Biking around Burning Man is one of my favorite things to do. You feel like you’re riding around on the moon. It wasn’t until last year, when my bike was stolen – always lock your bike! – that I discovered how much better the experience is when you explore on foot. You’ll discover each camp in more detail and make more connections as you go.
6. Fully appreciate the art
The art at Burning Man is stunning. It wasn’t until my second Burn that I really grasped how amazing each piece is. The big moment came when I was riding my bike across the playa and passed a big boulder. I kept going, when it hit me. (Not the boulder.) I realized that someone had worked really hard, and spent a lot of money, to cart that boulder to the playa. This experience changed my view of all of the art at Burning Man. Don’t just appreciate the art for its beauty and creativity. Appreciate the fact that it had to be designed to withstand harsh conditions and transported for (potentially) thousands of miles so that you could enjoy it. (photo by Bryan Liscinsky)
7. Learn From Your Elders
I was 27 when I went to my first Burn, but I was a young 27. I didn’t have the life experience that most 27-year-olds have. I hadn’t learned that there is no such thing as age. Burning Man changed this for me. Not only are there people of all ages at Burning Man – the older crowd are a big part of Burning Man’s magic. These people are true examples of awesome, and can give you stories and experiences that will change the way you live your life.
8. Learn People’s Names
Remembering people’s names has always been something I’ve sucked at. This becomes a real problem at a place like Burning Man, where you meet so many people. Last year, someone showed me a trick that has essentially fixed my name-forgetting problem. It’s this: when you meet someone you want to remember, ask them to play this game with you. You say, “My name is _______ and I like _____ (something that starts with the same letter as your name). Please do the same with your name.”
For example, I say, “My name is Tucker and I like Tyrannosaurus Rex.” I even do a hand motion to mimic the dinosaur’s front claws. So people can think of the T-Rex and then backtrack to my name.
9. Self Police
Burning Man is a community where all participants are expected to take care of themselves, yet do what’s best for the community. This means you’re responsible for yourself, and for ensuring that the people around you play by the rules as well. If you see someone drop a beer can or a cigarette on the playa, you need to pick it up, give it back to them, and explain that this is not how we do things here. Together, we are what makes Burning Man the wonderland that it is.
10. The most important thing to do
When I went to my first Burning Man, I didn’t have anyone to show me the ropes, so I spent much of my time figuring things out. It wasn’t until the second-to-last day when I went to a camp and asked one of the people there if I could sit on their shaded couch. His response completely changed the way I looked at Burning Man. He said, “That’s why it’s here. We brought this couch from Michigan for you to lie on.” That’s when it dawned on me: every last piece of Burning Man is there for you to play on.

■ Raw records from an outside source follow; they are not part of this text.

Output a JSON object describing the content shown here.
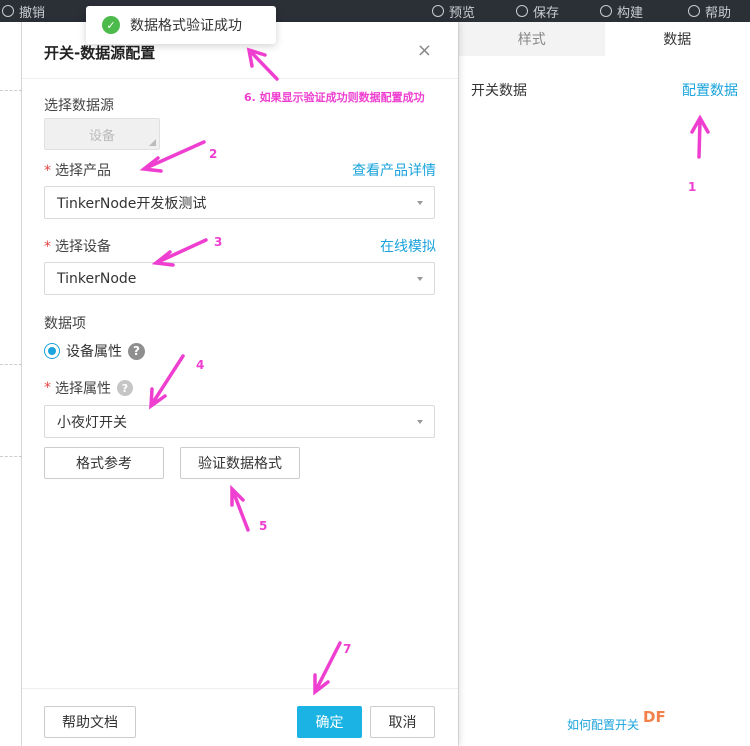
{
  "topbar": {
    "items": [
      "撤销",
      "预览",
      "保存",
      "构建",
      "帮助"
    ]
  },
  "dialog": {
    "title": "开关-数据源配置",
    "close": "×",
    "source_label": "选择数据源",
    "source_value": "设备",
    "product_label": "选择产品",
    "product_link": "查看产品详情",
    "product_value": "TinkerNode开发板测试",
    "device_label": "选择设备",
    "device_link": "在线模拟",
    "device_value": "TinkerNode",
    "data_item_label": "数据项",
    "radio_label": "设备属性",
    "property_label": "选择属性",
    "property_value": "小夜灯开关",
    "format_button": "格式参考",
    "verify_button": "验证数据格式",
    "help_button": "帮助文档",
    "ok_button": "确定",
    "cancel_button": "取消",
    "help_icon": "?"
  },
  "toast": {
    "text": "数据格式验证成功",
    "icon": "✓"
  },
  "right_panel": {
    "tabs": [
      "样式",
      "数据"
    ],
    "switch_label": "开关数据",
    "config_link": "配置数据",
    "help_link": "如何配置开关",
    "watermark": "DF"
  },
  "annotations": {
    "a1": "1",
    "a2": "2",
    "a3": "3",
    "a4": "4",
    "a5": "5",
    "a6": "6. 如果显示验证成功则数据配置成功",
    "a7": "7",
    "color": "#ee3fd0"
  },
  "colors": {
    "accent": "#1aa3dc",
    "primary_button": "#1ab3e3",
    "required": "#e54545",
    "success": "#4cbb4c"
  }
}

People refer to Burning Man as “home,” and my biggest advice is to treat Burning Man as your home. If you see a ladder, climb it. If you see an art car, smile really big and ask to get on. If you see a bar, bring your ID and your cup and drink whatever’s being served. Everyone worked hard to bring these things to this magical place for you. By using these things, you’re thanking the people.
See you in the dust, my friends.
PS: I’m leading a talk titled How To Go To a Festivals For Free, Wednesday at 2 pm, at my camp Ego Trip: 9:15 and E. I’d love to see you there.